‘22% of consumers bought fake goods endorsed by social media influencers’

New Delhi, August 10 (IANS): About 22 per cent of consumers aged 16-60, who are active on social media, have purchased counterfeit goods endorsed by influencers, a new study said on Thursday.

In the study, the researchers of the University of Portsmouth found that counterfeiters are leveraging the popularity and trust of social media influencers to promote their illegal wares, making it easier than ever for consumers to find and purchase counterfeit products.   

“Social commerce is the new frontier for marketing, and the social media influencers are the new royalty. Consumers in this marketplace often rely on remote recommendations by third parties, and these influencers have increasingly replaced the customers' own evaluations of purchasing risk,” said Professor Mark Button, Director of the Centre for Cybercrime and Economic Crime at the University of Portsmouth.

The study revealed that the success of deviant social media influencers lies in exploiting certain consumer characteristics that make them susceptible to their charms that include high susceptibility to the influence of trusted digital others, low-risk awareness, high-risk appetite and a tendency to rationalise morally questionable purchases.  

The researchers also suggested that young consumers are most likely to fall prey to the persuasive tactics of these influencers.  

The findings showed that young adults aged 16-33 years are three times as likely to purchase endorsed counterfeits as older consumers aged 34-60 years. 

Males account for 70 per cent of all buyers, with their risk tolerance and susceptibility to influencers contributing to this high prevalence. 

“Counterfeit products injure and kill hundreds of thousands of people across the world. The working conditions in the counterfeit factories are unsafe with subsistence-level wages. Don't be fooled by social media influencers. We strongly urge everyone to check the products they endorse,” said Dr David Shepherd, School of Criminology and Criminal Justice at the University of Portsmouth.

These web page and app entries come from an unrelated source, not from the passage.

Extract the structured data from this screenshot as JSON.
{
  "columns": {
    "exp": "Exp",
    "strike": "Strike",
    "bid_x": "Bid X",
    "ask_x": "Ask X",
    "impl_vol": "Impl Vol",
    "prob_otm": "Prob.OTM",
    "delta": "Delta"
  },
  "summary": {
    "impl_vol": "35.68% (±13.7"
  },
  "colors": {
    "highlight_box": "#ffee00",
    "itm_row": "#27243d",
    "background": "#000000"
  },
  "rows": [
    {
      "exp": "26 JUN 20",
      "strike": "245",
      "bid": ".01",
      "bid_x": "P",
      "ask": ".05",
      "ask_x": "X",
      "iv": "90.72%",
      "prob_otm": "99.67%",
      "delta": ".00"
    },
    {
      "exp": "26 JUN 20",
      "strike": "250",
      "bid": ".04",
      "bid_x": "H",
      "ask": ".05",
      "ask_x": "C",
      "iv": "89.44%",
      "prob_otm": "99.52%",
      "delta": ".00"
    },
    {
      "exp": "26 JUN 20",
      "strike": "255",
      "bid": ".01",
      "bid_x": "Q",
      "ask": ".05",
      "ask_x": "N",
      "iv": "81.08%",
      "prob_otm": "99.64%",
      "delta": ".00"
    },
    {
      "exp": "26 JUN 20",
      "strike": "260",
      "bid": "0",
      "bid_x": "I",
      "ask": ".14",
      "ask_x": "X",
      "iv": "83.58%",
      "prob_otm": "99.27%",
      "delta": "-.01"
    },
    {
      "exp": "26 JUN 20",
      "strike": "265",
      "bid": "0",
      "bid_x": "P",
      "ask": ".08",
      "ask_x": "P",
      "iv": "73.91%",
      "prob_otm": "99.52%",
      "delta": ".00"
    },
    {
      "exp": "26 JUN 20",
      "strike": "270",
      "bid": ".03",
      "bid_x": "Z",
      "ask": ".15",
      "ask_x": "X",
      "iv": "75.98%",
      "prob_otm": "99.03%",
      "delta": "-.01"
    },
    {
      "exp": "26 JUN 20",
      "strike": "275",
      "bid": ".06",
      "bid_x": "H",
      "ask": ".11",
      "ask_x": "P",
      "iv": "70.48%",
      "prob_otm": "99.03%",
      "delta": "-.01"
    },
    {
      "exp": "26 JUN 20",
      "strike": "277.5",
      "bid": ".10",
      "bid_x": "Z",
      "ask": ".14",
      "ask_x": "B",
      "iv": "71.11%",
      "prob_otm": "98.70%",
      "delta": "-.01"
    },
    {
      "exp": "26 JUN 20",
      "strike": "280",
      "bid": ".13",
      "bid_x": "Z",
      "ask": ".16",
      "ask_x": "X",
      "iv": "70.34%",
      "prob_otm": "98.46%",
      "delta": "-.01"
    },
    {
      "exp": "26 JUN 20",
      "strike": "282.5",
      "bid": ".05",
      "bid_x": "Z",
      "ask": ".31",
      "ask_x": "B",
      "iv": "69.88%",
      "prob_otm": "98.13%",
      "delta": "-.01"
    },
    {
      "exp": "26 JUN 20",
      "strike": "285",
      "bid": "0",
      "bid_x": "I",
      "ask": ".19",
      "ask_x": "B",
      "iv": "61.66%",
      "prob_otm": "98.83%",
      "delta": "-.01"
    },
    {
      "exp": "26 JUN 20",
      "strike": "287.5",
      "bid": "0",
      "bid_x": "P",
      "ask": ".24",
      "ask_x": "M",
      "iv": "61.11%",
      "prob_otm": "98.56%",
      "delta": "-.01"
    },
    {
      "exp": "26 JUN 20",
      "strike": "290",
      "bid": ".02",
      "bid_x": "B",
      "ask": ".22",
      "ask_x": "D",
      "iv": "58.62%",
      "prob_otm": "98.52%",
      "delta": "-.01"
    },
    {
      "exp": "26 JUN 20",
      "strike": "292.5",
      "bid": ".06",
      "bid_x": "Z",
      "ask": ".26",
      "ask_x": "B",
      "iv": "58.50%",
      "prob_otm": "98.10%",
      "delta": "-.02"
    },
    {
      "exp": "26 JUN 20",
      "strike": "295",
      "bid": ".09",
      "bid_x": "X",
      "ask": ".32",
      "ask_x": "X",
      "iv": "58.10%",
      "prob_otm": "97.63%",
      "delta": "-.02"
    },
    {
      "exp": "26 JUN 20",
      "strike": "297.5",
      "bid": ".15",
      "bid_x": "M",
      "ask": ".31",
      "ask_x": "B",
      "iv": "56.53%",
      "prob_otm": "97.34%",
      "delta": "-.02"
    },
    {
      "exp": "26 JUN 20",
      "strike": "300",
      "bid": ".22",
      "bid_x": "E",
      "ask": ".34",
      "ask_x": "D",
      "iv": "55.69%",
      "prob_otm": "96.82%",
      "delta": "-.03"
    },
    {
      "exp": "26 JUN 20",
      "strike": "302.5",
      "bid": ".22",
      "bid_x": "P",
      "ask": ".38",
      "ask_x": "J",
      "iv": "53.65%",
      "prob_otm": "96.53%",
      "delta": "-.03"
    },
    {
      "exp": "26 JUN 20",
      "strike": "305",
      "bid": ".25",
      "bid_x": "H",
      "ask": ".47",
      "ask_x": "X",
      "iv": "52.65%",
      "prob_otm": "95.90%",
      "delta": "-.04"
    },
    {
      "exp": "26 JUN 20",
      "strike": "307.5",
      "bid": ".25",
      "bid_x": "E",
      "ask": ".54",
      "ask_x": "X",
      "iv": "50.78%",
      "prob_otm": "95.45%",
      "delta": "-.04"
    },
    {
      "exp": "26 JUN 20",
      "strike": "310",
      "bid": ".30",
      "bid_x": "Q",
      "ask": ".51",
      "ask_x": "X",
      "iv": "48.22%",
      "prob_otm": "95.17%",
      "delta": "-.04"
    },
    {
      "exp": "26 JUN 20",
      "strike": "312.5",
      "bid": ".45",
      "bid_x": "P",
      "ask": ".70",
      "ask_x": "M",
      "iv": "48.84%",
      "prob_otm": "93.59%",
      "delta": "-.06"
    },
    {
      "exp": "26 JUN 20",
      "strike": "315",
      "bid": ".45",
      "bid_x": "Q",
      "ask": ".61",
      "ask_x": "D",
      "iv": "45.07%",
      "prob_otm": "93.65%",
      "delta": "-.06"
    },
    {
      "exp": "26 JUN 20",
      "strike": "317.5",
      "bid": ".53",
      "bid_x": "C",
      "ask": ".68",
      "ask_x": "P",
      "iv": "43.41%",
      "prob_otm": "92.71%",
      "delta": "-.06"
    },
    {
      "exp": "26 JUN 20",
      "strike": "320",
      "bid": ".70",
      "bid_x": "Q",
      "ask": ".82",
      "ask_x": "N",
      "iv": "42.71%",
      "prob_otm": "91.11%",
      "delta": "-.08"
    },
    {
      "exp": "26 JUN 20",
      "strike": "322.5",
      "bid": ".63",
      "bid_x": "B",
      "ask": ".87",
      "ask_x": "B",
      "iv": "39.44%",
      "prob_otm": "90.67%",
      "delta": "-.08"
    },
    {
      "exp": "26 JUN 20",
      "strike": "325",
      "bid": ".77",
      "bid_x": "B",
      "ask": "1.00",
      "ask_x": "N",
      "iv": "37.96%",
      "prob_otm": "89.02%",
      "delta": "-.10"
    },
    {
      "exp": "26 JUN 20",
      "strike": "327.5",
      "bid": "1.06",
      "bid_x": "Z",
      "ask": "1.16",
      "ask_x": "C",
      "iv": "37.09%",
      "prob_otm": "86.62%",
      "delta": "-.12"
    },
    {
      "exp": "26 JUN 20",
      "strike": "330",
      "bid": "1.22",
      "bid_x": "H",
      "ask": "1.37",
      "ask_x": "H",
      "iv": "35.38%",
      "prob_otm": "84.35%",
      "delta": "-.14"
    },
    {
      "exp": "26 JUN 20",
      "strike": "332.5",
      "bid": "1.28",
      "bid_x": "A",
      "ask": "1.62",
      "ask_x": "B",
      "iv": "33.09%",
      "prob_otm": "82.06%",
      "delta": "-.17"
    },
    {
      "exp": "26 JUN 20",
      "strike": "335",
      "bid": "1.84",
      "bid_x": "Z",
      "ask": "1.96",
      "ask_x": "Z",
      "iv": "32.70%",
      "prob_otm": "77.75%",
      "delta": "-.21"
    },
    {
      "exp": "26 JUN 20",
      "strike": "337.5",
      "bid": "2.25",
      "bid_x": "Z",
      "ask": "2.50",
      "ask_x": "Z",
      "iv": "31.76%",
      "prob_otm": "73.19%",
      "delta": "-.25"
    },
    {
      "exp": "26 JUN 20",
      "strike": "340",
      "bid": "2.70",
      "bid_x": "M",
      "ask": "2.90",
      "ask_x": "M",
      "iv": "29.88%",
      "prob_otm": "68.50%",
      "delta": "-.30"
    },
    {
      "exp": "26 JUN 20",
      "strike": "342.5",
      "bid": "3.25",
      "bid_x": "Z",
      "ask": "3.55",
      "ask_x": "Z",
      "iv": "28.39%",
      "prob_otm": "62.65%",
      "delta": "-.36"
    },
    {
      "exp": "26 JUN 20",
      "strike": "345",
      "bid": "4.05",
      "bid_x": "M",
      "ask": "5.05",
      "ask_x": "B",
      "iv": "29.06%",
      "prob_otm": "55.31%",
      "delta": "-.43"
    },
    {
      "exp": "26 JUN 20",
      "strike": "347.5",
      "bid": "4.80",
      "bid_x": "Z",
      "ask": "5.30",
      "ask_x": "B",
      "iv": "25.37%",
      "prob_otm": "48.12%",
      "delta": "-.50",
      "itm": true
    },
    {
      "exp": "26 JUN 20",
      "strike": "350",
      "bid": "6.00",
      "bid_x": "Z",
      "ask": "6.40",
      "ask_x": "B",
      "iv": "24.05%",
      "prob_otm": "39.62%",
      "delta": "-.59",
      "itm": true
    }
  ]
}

In addition, the study mentioned that buyers of endorsed counterfeits are twice as susceptible to the influence of friends and social media, indicating a strong impact on their purchasing choices.